The MDGs have been criticized for being too donor-led and for missing out on crucial elements of development. Criticism is a healthy thing if it means making progress. Almost 15 years later, we have the benefit of evidence and experience.
The world of today is different than when the MDGs were agreed to. The geopolitical atmosphere has changed; technology is able to help us accomplish previously unimaginable feats, and the nature of how countries trade has changed.
As we look ahead to develop and finalize a post-2015 development agenda, we collectively have to learn the lessons of the MDG experience to craft a powerful ‘economic empowerment’ post-2015 development agenda.
One critique of the MDGs was that they did not provide developing countries — and in particular LDCs and fragile and post conflict states — with the means to achieve their human development objectives. While there is a reference in the MDGs to employment (with the target to achieve full and productive employment and decent work for all, including women and young people) and trade (with the target of developing further an open, rule-based, predictable, nondiscriminatory trading and financial system), economic empowerment and trade have not been central to the MDGs. And yet, today we have powerful global examples of how trade has made development work for developing countries and LDCs.
The WTO-led aid-for-trade agenda, for example, has achieved considerable success in mobilizing funding to build trade capacity in developing countries and LDCs. For ITC’s clients, especially small and medium-sized enterprises and trade and investment promotion organizations, building productive capacity is essential to trade-led growth and development.

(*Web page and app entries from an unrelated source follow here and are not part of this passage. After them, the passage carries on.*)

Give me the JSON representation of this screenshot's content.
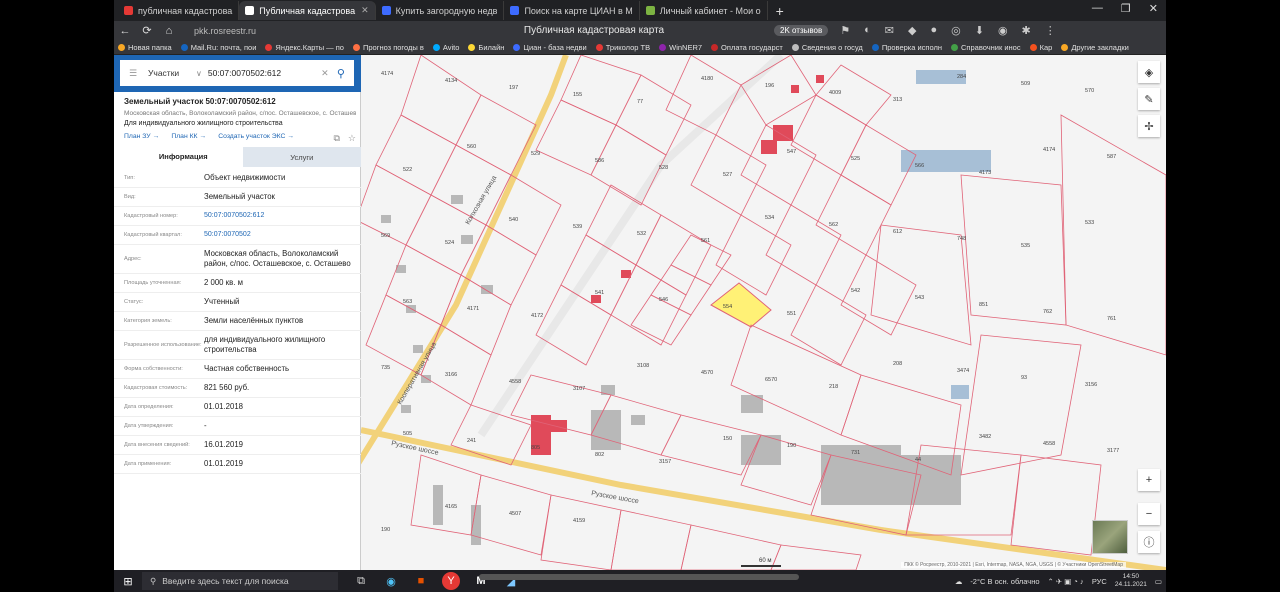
{
  "browser": {
    "tabs": [
      {
        "label": "публичная кадастрова",
        "color": "#e53935",
        "active": false
      },
      {
        "label": "Публичная кадастрова",
        "color": "#ffffff",
        "active": true
      },
      {
        "label": "Купить загородную недв",
        "color": "#3d6bff",
        "active": false
      },
      {
        "label": "Поиск на карте ЦИАН в М",
        "color": "#3d6bff",
        "active": false
      },
      {
        "label": "Личный кабинет - Мои о",
        "color": "#7cb342",
        "active": false
      }
    ],
    "newtab_label": "+",
    "url": "pkk.rosreestr.ru",
    "page_title": "Публичная кадастровая карта",
    "reviews_badge": "2K отзывов"
  },
  "bookmarks": [
    {
      "label": "Новая папка",
      "color": "#f9a825"
    },
    {
      "label": "Mail.Ru: почта, пои",
      "color": "#1565c0"
    },
    {
      "label": "Яндекс.Карты — по",
      "color": "#e53935"
    },
    {
      "label": "Прогноз погоды в",
      "color": "#ff7043"
    },
    {
      "label": "Avito",
      "color": "#00aaff"
    },
    {
      "label": "Билайн",
      "color": "#fdd835"
    },
    {
      "label": "Циан - база недви",
      "color": "#3d6bff"
    },
    {
      "label": "Триколор ТВ",
      "color": "#e53935"
    },
    {
      "label": "WinNER7",
      "color": "#8e24aa"
    },
    {
      "label": "Оплата государст",
      "color": "#c62828"
    },
    {
      "label": "Сведения о госуд",
      "color": "#bdbdbd"
    },
    {
      "label": "Проверка исполн",
      "color": "#1565c0"
    },
    {
      "label": "Справочник инос",
      "color": "#43a047"
    },
    {
      "label": "Кар",
      "color": "#f4511e"
    },
    {
      "label": "Другие закладки",
      "color": "#f9a825"
    }
  ],
  "search": {
    "type_label": "Участки",
    "value": "50:07:0070502:612"
  },
  "object": {
    "title": "Земельный участок 50:07:0070502:612",
    "address": "Московская область, Волоколамский район, с/пос. Осташевское, с. Осташево",
    "use": "Для индивидуального жилищного строительства",
    "links": [
      "План ЗУ →",
      "План КК →",
      "Создать участок ЭКС →"
    ]
  },
  "tabs": {
    "info": "Информация",
    "services": "Услуги"
  },
  "properties": [
    {
      "key": "Тип:",
      "value": "Объект недвижимости",
      "link": false
    },
    {
      "key": "Вид:",
      "value": "Земельный участок",
      "link": false
    },
    {
      "key": "Кадастровый номер:",
      "value": "50:07:0070502:612",
      "link": true
    },
    {
      "key": "Кадастровый квартал:",
      "value": "50:07:0070502",
      "link": true
    },
    {
      "key": "Адрес:",
      "value": "Московская область, Волоколамский район, с/пос. Осташевское, с. Осташево",
      "link": false
    },
    {
      "key": "Площадь уточненная:",
      "value": "2 000 кв. м",
      "link": false
    },
    {
      "key": "Статус:",
      "value": "Учтенный",
      "link": false
    },
    {
      "key": "Категория земель:",
      "value": "Земли населённых пунктов",
      "link": false
    },
    {
      "key": "Разрешенное использование:",
      "value": "для индивидуального жилищного строительства",
      "link": false
    },
    {
      "key": "Форма собственности:",
      "value": "Частная собственность",
      "link": false
    },
    {
      "key": "Кадастровая стоимость:",
      "value": "821 560 руб.",
      "link": false
    },
    {
      "key": "Дата определения:",
      "value": "01.01.2018",
      "link": false
    },
    {
      "key": "Дата утверждения:",
      "value": "-",
      "link": false
    },
    {
      "key": "Дата внесения сведений:",
      "value": "16.01.2019",
      "link": false
    },
    {
      "key": "Дата применения:",
      "value": "01.01.2019",
      "link": false
    }
  ],
  "map": {
    "streets": [
      "Колхозная улица",
      "Кооперативная улица",
      "Рузское шоссе",
      "Рузское шоссе"
    ],
    "parcel_labels": [
      "4174",
      "4134",
      "197",
      "155",
      "77",
      "4180",
      "196",
      "4009",
      "313",
      "284",
      "509",
      "570",
      "522",
      "560",
      "529",
      "586",
      "528",
      "527",
      "547",
      "525",
      "566",
      "4173",
      "4174",
      "587",
      "569",
      "524",
      "540",
      "539",
      "532",
      "561",
      "534",
      "562",
      "612",
      "748",
      "535",
      "533",
      "563",
      "4171",
      "4172",
      "541",
      "546",
      "554",
      "551",
      "542",
      "543",
      "851",
      "762",
      "761",
      "735",
      "3166",
      "4558",
      "3107",
      "3108",
      "4570",
      "6570",
      "218",
      "208",
      "3474",
      "93",
      "3156",
      "505",
      "241",
      "805",
      "802",
      "3157",
      "150",
      "190",
      "731",
      "44",
      "3482",
      "4558",
      "3177",
      "190",
      "4165",
      "4507",
      "4159"
    ],
    "scale_label": "60 м",
    "attribution": "ПКК © Росреестр, 2010-2021 | Esri, Intermap, NASA, NGA, USGS | © Участники OpenStreetMap",
    "selected_color": "#fff176",
    "line_color": "#e06377"
  },
  "taskbar": {
    "search_placeholder": "Введите здесь текст для поиска",
    "weather": "-2°C  В осн. облачно",
    "lang": "РУС",
    "time": "14:50",
    "date": "24.11.2021"
  }
}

Entrepreneurship, trade and economic growth must therefore be at the heart of the post-2015 development agenda.
Many LDCs have registered increased economic growth in recent years, more foreign direct investment has been flowing in their direction and their main cities are being urbanized. Yet an unacceptable high number of citizens in these countries continue to suffer from extreme poverty. Even when growth appears impressive, it starts from a low base, suggesting that constraints remain before they can graduate to the next level of development.
Climbing the development ladder is not impossible. Three countries have graduated from LDC status in the past two decades: Botswana (1994), Cape Verde (2007) and the Maldives (2011).
While these countries have received and continue to receive development assistance, their graduation is fundamentally down to policy decisions taken at home. They identified their own needs and they developed their own strategies. And, despite their different approaches, they share one common feature: Economic empowerment and trade were key in their growth strategy.
Although Botswana had its extractive industries, it managed — like Cape Verde and the Maldives — to leapfrog out of the LDC category by focusing efforts on the services industry. Today Botswana, a landlocked country, has one of the most advanced banking systems in Africa.
The Maldives has developed an enviable tourism industry. Tourism is also what helped Cape Verde graduate from LDC status, though it did so in parallel with developing its cultural exports. Having cultural ambassadors such as the late Cesaria Evora should be the envy of developing and developed countries alike
Equally important: Success in the services industries has allowed these three countries to improve infrastructure, which has had positive effect on other sectors such as agriculture.
Clearly, the services sector alone will not be able to unlock growth for all LDCs. Still, the experiences of these three countries suggest how things can be done and what can be achieved. Each country or economy has different prospects and potential, but a trait they do share is that future growth and job creation will be driven by SMEs and their ability to insert their goods and services in local, regional and global value chains.
By providing a supportive environment for their SMEs, including removing barriers to trade, LDCs will be able to increase the number and the nature of their exports. It is through entrepreneurship and increased trade, which in turn generate employment, that LDCs can achieve long-term sustainable living standards for their populations.
At the same time, it is clear that LDCs in particular will need technical assistance and capacity building support to turn their potential into tangible results. It is also clear that a large part of the solution can come from the private sector itself. Bigger, richer business can certainly help smaller and needier business. While ITC stands ready to support all developing countries, there is a need for a collective commitment from the wider international community, be it in the North or in the South.
One major step toward addressing the needs of LDCs would be to ensure that trade and economic growth is firmly embedded into the post-2015 development agenda as a means of lifting people out of poverty through trade-led growth. SMEs are a fundamental part of this story and there are great rewards to be had if we begin to see them for what they are: the incubators of growth, innovation and stability beyond 2015.
Arancha González is a confirmed speaker at European Development Days 2013 to be held Nov. 26-27 in Brussels. Live web-streaming of 20 high-level sessions will be available on the EDD13 website, during the two days of the forum. For in-depth analysis and exclusive interviews with decision makers and thought leaders, stay tuned to Devex, an official EDD13 media partner.